ABOUT THIS EXERCISE: Only lines that contain the word "content" belong in the answer; copy them from the records below.

━━━

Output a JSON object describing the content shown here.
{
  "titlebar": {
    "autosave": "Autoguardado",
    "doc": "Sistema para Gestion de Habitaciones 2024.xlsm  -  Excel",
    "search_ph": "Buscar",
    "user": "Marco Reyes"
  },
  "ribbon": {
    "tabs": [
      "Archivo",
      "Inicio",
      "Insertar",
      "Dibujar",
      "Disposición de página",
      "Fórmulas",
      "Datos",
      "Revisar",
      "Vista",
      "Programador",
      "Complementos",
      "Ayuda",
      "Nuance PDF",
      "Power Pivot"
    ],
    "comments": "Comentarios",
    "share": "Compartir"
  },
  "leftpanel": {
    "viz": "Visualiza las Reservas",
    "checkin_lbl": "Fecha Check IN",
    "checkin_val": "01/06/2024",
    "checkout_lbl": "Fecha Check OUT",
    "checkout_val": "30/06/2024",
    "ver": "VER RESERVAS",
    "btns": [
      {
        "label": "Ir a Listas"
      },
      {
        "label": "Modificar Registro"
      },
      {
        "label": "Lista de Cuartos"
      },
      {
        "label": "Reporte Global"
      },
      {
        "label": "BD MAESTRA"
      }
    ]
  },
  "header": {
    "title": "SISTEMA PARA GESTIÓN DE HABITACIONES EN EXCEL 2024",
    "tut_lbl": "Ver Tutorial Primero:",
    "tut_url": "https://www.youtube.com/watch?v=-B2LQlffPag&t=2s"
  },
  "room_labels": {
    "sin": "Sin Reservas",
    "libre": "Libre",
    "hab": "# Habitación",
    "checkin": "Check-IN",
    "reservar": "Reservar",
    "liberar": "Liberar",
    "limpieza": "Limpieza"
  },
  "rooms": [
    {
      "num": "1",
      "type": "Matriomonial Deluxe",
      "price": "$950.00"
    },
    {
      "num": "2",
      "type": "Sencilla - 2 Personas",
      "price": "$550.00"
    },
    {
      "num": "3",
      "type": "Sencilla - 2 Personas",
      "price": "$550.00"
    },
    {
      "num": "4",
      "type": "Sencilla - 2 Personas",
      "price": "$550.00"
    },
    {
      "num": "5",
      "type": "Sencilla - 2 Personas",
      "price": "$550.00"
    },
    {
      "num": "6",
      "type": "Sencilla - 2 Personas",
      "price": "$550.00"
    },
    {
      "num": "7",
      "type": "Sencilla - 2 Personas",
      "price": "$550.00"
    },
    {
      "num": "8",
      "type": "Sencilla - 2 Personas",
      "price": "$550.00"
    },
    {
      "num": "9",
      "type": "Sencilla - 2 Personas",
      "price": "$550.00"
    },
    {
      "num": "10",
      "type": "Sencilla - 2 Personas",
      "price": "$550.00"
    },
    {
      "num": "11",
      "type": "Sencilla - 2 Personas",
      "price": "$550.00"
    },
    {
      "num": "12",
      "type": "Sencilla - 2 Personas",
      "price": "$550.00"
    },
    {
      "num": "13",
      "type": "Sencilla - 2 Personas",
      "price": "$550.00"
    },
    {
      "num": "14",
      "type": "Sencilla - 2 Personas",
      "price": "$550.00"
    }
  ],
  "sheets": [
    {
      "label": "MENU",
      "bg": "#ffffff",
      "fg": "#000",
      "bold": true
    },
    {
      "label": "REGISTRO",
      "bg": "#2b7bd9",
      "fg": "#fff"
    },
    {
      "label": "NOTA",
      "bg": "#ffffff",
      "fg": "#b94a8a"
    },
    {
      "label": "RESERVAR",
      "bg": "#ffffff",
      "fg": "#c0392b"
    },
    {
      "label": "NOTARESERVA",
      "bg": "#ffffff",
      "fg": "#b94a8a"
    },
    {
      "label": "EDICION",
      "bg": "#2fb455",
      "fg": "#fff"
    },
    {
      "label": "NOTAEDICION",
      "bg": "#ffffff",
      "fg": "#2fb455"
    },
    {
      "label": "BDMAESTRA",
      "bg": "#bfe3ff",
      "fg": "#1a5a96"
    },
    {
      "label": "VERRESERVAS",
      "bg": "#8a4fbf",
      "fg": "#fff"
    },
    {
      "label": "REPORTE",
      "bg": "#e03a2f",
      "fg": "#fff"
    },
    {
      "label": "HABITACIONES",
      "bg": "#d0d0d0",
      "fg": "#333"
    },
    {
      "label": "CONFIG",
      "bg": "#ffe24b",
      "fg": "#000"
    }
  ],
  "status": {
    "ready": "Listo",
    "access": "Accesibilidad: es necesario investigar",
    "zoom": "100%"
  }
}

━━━

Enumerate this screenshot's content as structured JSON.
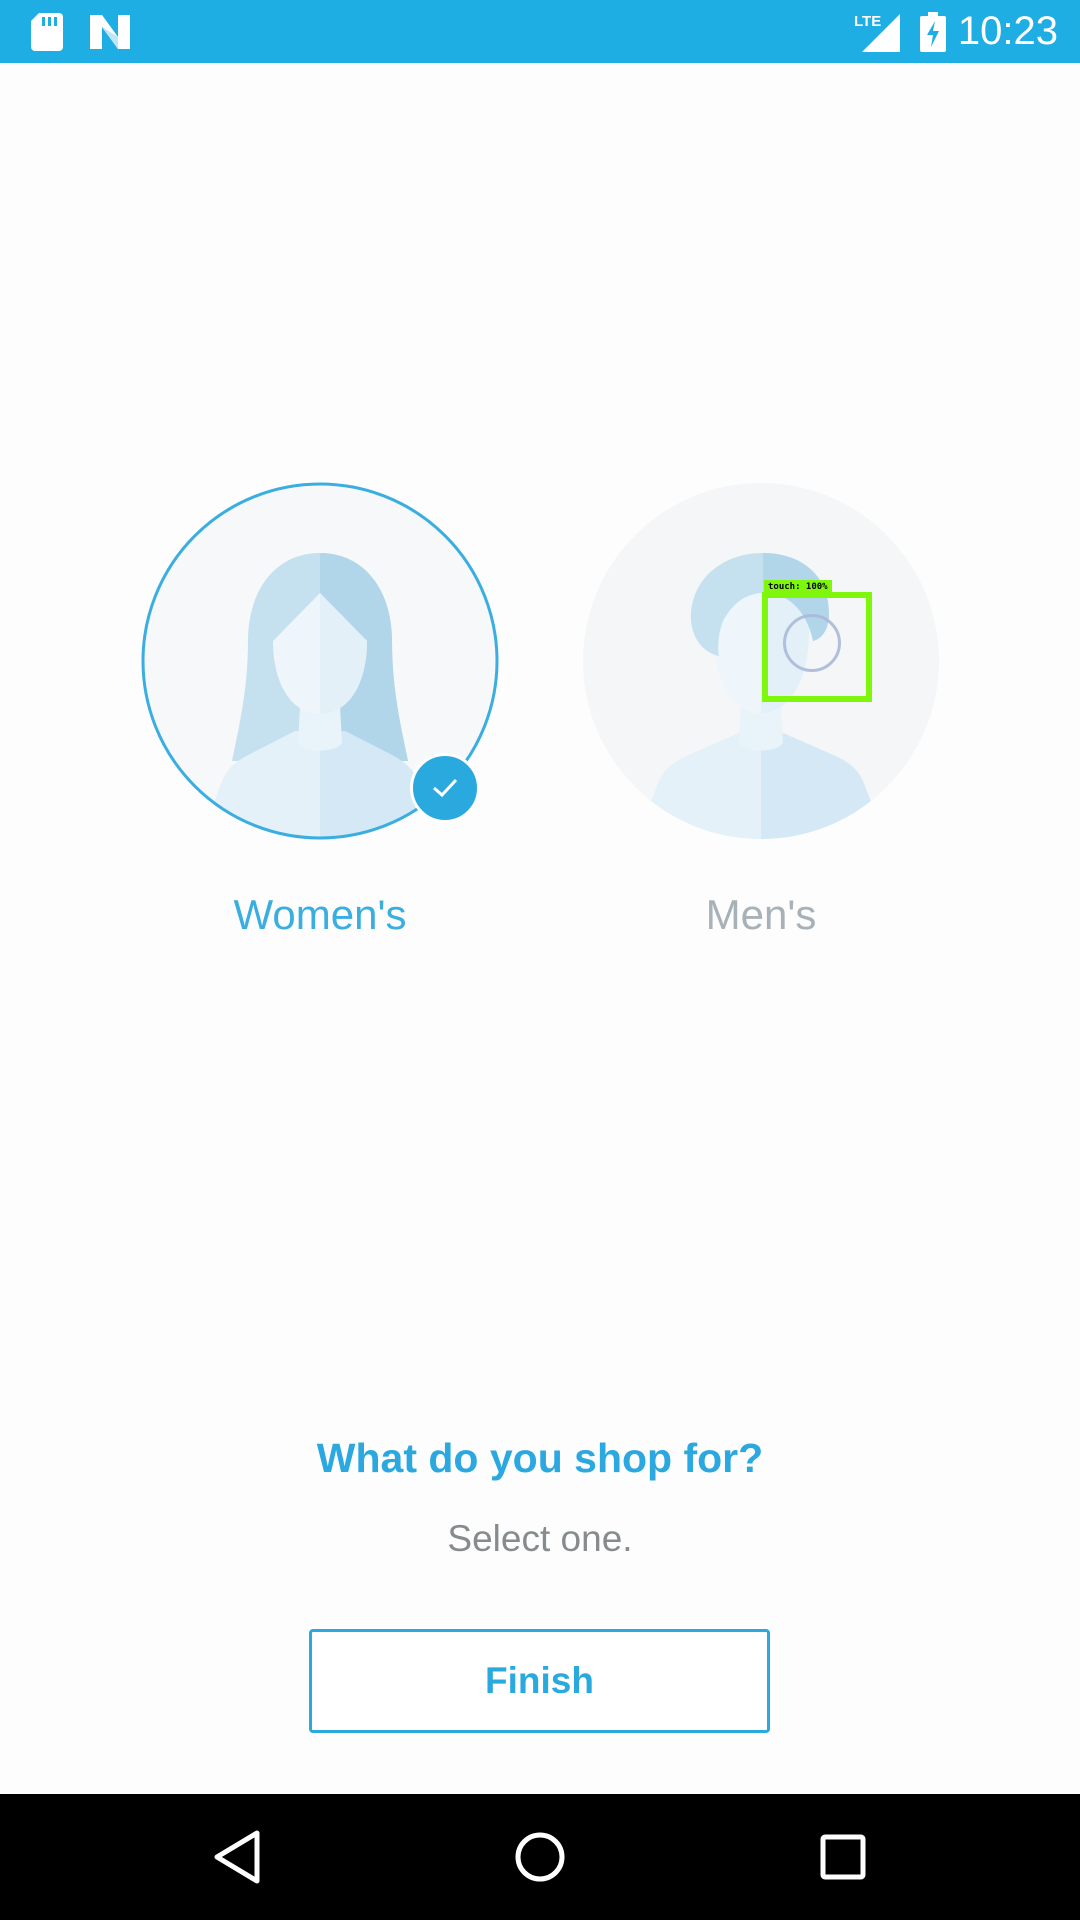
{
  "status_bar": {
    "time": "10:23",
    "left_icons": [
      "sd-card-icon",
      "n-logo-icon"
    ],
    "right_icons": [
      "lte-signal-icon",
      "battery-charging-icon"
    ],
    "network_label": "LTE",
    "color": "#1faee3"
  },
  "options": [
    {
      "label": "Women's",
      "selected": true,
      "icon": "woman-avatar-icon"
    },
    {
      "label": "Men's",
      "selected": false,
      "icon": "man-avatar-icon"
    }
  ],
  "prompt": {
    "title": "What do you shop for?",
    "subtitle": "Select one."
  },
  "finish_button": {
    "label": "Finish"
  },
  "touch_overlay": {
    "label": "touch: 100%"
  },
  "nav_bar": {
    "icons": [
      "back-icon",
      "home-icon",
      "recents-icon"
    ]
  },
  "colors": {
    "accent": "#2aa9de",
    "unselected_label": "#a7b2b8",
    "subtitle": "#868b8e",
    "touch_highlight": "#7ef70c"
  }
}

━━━

YOUR RESPONSE:
Output a JSON object describing the content shown here.
Enumerate this screenshot's content as structured JSON.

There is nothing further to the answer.